In many works, pairing is used as both a compositional device and as a metaphor for intimate relationship. For Chair Chair Egg (2017), a tubular steel cantilever chair is stacked on an armless straight-back wooden chair. The mismatched chairs are wobbly when stacked, and one egg has been placed beneath a chair leg—a wonderful enactment of coupling as a precarious balancing act.

An evocative approach to work and authorship is Signature (2013). After a year in residency at Cité Internationale des Arts, Paris, the artists swept their studio before departure, using a dustpan into which RohwaJeong’s signature had been cut. The dustpan functioned as a stencil and produced a signature written in dust. As the artists stated in an interview conducted over email, “We left our signature in the atelier with a sweep of the floor. The studio’s dust contained our lives during the one year in residency. Signature speaks to time and the artist’s existence.”

RohwaJeong’s works use everyday materials and evoke the most ordinary of domestic activities as well as the play of children. In Play in the Frame—both a site-specific installation and a video—a wall of cement bricks appears to have been sealed with cake icing instead of mortar. Each brick was embellished using a different technique of cake decoration, with white cement used as “icing,” but the elaborate rosettes and garlands of each brick are flattened by the next brick layer.

RohwaJeong’s brick-and-icing wall was the title piece of Play in the Frame, a 2016 solo exhibition at Amado Art Space/Lab in Seoul. Across the two floors of the gallery space, various projects, some site-specific, explored notions of both play and frame. In one room, gold squares are arranged on the floor and walls, like a broken attempt at building a game board. The squares are made of caramelized sugar—a popular snack among school children. Eventually the squares, melting, will soften and change form. According to the artists, this work reflects their preoccupation with the rigidity of South Korean education, a system with few outlets for creative play: “Children are locked into a ‘frame’ that disregards our individuality, different surroundings, and experience.”

The student practice of marking key passages in a text is the starting point for Framed Play (2016). The first page of Virginia Woolf’s To the Lighthouse is reproduced on a wall. One passage—a description of a six-year-old’s sensations as he plays—is highlighted. In a wry slowing down of the practice of swiping a marker under sentences, the artists have remade each letter with a Play-doh stamp. The colorful Play-doh letters match Woolf’s description of the boy’s imaginary world as he cuts out images from a catalogue: “The wheelbarrow, the lawn mower, the sound of poplar trees, leaves whitening before rain, rooks cawing, brooms knocking, dresses rustling—all these were so coloured and distinguished in his mind that he had already his private code, his secret language.”

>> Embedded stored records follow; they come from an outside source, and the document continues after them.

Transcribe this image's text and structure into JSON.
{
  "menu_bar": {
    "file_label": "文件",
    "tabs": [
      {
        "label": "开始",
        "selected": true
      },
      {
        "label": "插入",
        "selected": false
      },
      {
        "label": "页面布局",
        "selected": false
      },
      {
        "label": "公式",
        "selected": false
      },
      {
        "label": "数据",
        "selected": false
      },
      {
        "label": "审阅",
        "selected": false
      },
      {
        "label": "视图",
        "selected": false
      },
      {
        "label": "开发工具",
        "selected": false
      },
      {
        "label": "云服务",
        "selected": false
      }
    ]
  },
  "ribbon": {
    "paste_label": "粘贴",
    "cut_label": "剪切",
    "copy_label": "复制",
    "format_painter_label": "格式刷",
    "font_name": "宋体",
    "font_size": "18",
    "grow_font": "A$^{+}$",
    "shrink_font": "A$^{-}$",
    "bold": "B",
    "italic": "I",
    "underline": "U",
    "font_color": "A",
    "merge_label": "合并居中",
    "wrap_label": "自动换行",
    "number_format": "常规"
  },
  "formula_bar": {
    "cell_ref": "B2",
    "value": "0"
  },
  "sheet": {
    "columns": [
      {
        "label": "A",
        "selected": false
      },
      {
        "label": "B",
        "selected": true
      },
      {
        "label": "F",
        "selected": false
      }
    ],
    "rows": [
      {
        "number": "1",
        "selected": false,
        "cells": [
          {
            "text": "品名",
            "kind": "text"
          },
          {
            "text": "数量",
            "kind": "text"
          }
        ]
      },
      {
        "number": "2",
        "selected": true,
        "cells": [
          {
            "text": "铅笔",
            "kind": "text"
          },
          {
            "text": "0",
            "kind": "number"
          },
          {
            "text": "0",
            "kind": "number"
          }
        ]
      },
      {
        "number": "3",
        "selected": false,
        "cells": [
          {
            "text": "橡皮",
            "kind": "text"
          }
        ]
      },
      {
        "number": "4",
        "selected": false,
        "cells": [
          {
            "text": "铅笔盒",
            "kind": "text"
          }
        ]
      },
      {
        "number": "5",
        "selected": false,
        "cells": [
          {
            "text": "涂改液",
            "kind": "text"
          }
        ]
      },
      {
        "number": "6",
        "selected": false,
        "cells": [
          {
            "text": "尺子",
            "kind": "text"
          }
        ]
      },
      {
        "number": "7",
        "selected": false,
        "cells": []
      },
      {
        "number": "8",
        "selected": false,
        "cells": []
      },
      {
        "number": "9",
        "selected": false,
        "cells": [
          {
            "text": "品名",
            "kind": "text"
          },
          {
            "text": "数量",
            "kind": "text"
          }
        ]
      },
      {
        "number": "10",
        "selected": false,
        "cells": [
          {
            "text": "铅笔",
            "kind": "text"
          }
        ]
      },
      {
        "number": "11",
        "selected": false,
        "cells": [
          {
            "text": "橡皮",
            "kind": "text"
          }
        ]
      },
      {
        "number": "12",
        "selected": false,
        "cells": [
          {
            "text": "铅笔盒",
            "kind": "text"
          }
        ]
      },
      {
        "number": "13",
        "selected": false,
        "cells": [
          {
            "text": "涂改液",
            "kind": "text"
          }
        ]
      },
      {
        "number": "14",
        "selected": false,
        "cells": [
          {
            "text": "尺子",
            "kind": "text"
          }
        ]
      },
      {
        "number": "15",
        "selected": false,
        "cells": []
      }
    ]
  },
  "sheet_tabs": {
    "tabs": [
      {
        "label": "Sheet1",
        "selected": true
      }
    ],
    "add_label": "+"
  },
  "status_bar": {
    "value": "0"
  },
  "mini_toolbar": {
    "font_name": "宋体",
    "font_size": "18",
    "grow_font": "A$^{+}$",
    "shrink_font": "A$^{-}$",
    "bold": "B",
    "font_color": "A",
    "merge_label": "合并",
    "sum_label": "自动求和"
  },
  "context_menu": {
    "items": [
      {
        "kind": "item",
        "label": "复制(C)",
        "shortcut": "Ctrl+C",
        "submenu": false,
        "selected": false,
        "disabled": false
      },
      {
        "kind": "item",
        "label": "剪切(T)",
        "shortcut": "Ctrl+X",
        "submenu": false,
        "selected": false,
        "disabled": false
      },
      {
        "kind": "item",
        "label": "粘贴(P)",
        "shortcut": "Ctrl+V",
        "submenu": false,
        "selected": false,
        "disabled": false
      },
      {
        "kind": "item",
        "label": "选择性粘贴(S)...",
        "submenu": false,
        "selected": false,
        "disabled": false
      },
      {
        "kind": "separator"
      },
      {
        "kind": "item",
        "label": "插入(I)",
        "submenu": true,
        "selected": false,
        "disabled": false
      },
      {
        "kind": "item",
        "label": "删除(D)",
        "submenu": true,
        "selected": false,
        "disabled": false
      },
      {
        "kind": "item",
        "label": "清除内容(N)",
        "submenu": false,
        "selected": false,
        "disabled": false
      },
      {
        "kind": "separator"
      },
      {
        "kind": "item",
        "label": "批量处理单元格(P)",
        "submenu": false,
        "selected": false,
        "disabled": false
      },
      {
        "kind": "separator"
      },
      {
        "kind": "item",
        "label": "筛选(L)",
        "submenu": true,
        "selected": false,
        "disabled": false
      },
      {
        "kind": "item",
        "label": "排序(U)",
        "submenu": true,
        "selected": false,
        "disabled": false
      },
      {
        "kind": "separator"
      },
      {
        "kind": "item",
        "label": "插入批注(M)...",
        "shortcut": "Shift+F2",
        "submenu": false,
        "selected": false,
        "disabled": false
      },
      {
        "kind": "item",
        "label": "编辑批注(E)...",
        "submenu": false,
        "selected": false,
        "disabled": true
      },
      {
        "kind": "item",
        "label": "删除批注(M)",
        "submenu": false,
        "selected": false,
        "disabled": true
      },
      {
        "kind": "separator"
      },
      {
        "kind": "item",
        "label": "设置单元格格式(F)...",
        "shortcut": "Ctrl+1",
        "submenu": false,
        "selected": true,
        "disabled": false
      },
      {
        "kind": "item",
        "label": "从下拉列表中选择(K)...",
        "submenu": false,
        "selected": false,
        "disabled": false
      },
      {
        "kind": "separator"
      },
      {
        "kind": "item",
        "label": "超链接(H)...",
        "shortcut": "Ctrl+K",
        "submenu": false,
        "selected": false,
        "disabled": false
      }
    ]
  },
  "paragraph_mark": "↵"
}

RohwaJeong’s gestures are quiet and often ephemeral—a momentary framing or intervention that redirects attention. A brick wall from which buttercream frosting appears to ooze. A room partially tiled with caramelized sugar. A mosquito net embroidered with the phrase “Still Life.” Cutting boards on which the word “aesthetic” appears to have been disassembled. This latter work is an artistic statement of sorts. The artists, in discovering the similar spellings of “aesthetic,” “ethic,” and “ethnic,” considered connections among these words. They explain: “We thought about how these connections relate to contemporary issues, such as the refugee crisis, the intervention of world powers in the affairs of weak states, Western-oriented theory, and the aesthetic of neoliberalism. We wanted to address these heavy discourses with light and trivial kitchenware. The connections also speak to our own experience, and the question of how we can deliver virtue (‘ethic’) through our art practice (‘aesthetic’) from the smallest continent of East Asia (‘ethnic’).”